What is being asked: Please repeat every entry exactly as written, but skip the pictures.

[Provided data — start]

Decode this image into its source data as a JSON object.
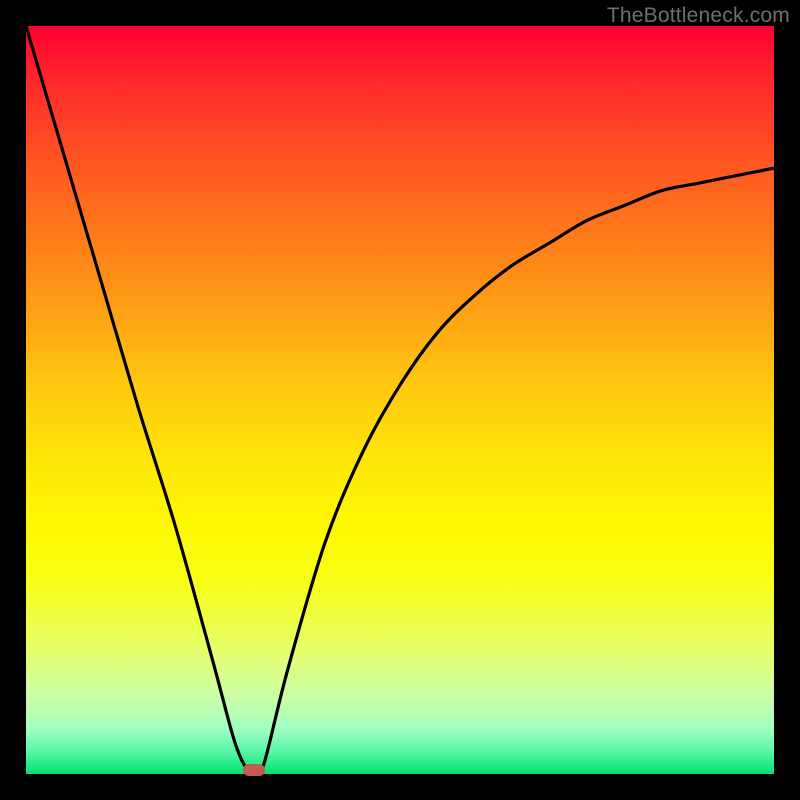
{
  "watermark": "TheBottleneck.com",
  "chart_data": {
    "type": "line",
    "title": "",
    "xlabel": "",
    "ylabel": "",
    "xlim": [
      0,
      100
    ],
    "ylim": [
      0,
      100
    ],
    "grid": false,
    "series": [
      {
        "name": "curve",
        "x": [
          0,
          5,
          10,
          15,
          20,
          25,
          28,
          30,
          31,
          32,
          35,
          40,
          45,
          50,
          55,
          60,
          65,
          70,
          75,
          80,
          85,
          90,
          95,
          100
        ],
        "y": [
          100,
          83,
          66,
          49,
          33,
          15,
          4,
          0,
          0,
          2,
          14,
          31,
          43,
          52,
          59,
          64,
          68,
          71,
          74,
          76,
          78,
          79,
          80,
          81
        ]
      }
    ],
    "marker": {
      "x": 30.5,
      "y": 0
    }
  },
  "colors": {
    "curve_stroke": "#000000",
    "marker_fill": "#c45a50"
  }
}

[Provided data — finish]

The answer:
Decode this image into its source data as a JSON object.
{
  "watermark": "TheBottleneck.com",
  "chart_data": {
    "type": "line",
    "title": "",
    "xlabel": "",
    "ylabel": "",
    "xlim": [
      0,
      100
    ],
    "ylim": [
      0,
      100
    ],
    "grid": false,
    "series": [
      {
        "name": "curve",
        "x": [
          0,
          5,
          10,
          15,
          20,
          25,
          28,
          30,
          31,
          32,
          35,
          40,
          45,
          50,
          55,
          60,
          65,
          70,
          75,
          80,
          85,
          90,
          95,
          100
        ],
        "y": [
          100,
          83,
          66,
          49,
          33,
          15,
          4,
          0,
          0,
          2,
          14,
          31,
          43,
          52,
          59,
          64,
          68,
          71,
          74,
          76,
          78,
          79,
          80,
          81
        ]
      }
    ],
    "marker": {
      "x": 30.5,
      "y": 0
    }
  },
  "colors": {
    "curve_stroke": "#000000",
    "marker_fill": "#c45a50"
  }
}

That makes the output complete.